KEEPING YOUR KITTEN CLEAN AND FREE OF FLEAS
The younger the kitten is, the more you must be careful when deciding to bathe it versus just “spot-bathing” it.
- If your rescued kitten has fleas, the first thing to do is get a good flea comb with steel teeth and comb as many fleas out of the fur as possible. Fill a bowl with soapy water and dump the fleas in it to kill them. Keep at it in a gentle manner until you have gotten as many fleas out as possible. No matter how old the kitten is, you must remove the fleas. Fleas can kill a kitten by causing anemia, rendering the kitten weak and ill.

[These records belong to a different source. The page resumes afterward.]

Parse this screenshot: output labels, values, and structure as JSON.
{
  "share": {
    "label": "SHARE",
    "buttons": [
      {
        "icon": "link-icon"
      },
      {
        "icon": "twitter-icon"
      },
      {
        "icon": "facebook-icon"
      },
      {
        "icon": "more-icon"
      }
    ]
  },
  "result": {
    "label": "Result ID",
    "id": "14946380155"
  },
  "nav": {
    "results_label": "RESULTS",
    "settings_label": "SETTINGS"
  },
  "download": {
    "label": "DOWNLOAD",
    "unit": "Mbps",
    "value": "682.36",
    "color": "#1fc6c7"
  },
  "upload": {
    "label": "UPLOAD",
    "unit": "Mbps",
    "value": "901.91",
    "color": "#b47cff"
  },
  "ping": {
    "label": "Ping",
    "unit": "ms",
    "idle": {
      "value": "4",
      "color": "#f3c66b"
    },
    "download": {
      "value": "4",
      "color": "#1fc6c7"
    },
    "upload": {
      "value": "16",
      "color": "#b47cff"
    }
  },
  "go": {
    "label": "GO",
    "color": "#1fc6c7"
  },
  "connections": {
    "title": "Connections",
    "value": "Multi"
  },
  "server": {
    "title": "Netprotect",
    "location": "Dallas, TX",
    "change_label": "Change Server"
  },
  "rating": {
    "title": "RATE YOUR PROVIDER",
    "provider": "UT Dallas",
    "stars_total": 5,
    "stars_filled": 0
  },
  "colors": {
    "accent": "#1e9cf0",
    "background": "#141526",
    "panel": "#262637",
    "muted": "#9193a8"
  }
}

- After you have removed as many fleas as possible, call your vet for advice on a flea spray safe to use on very young kittens. Make sure it is safe for young kittens. For tiny kittens: (after calling your vet), spray a towel and place the kitten on it for 20-30 minutes. Do not allow the kitten to inhale any fumes – keep its head raised. It is best to hold the kitten while wrapped in the towel for the 20-30 minutes to be sure it does not inhale fumes. Throw the towel away along with the dead and dying fleas that are on it. Tiny kittens are at great risk of flea-bite anemia, so a bath in gentle soap and lukewarm water might be necessary. Use a blow dryer set on warm to quickly dry the kitten, or towel-dry it. When you put the kitten back in its bed, gently use the blow dryer to warm both the bed area and the kitten so it will not become chilled. Kittens 3-4 weeks: follow the same instructions as for tiny kittens. At this point, check their ears for dirt (clean with cotton ball) or ear mites (contact your vet). Ear mites show up as “coffee-ground” type dirt.

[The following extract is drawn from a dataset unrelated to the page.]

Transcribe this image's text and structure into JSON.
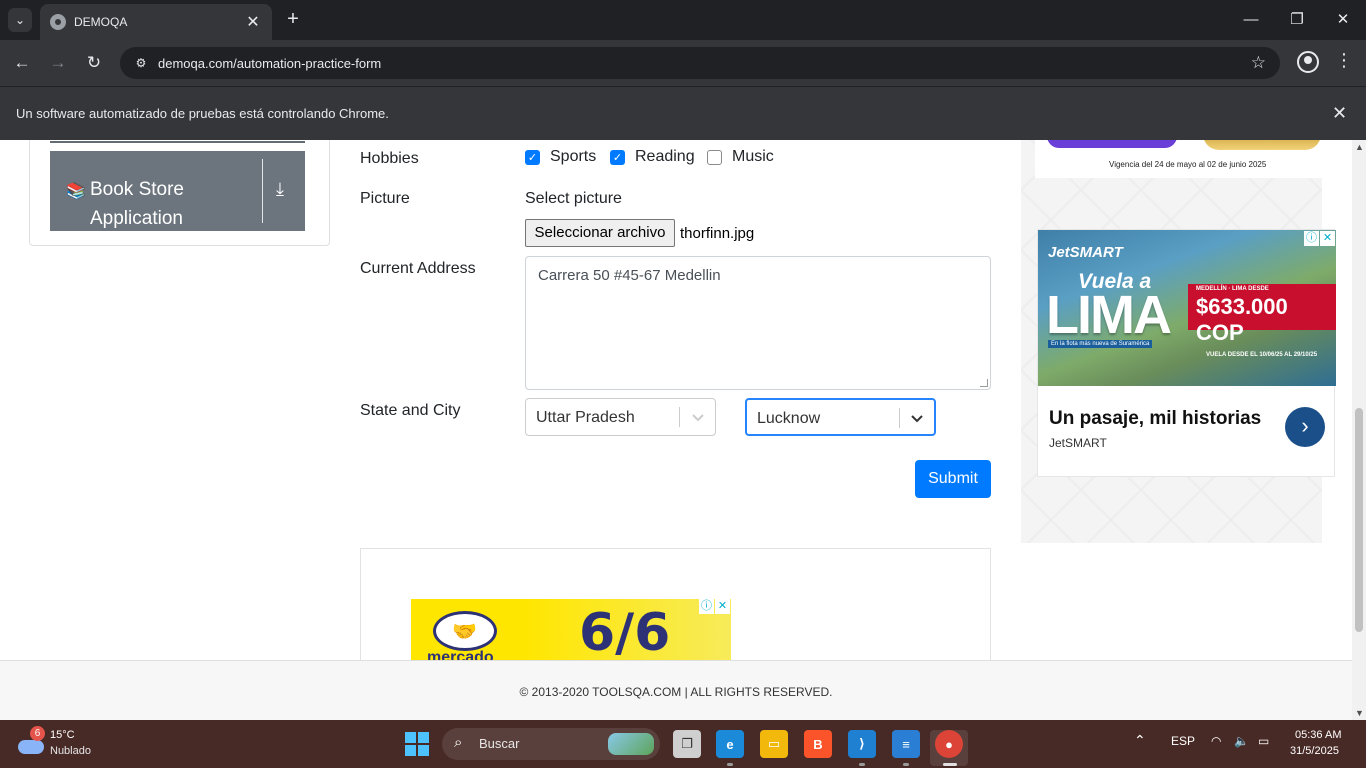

- Scratching: if the fleas have been removed and the kitten’s fur is clean, you may have to check for ringworm or mange. If the kitten is scratching and there are bare patches of missing fur, isolate the kitten from its littermates and call your vet immediately to begin treatment.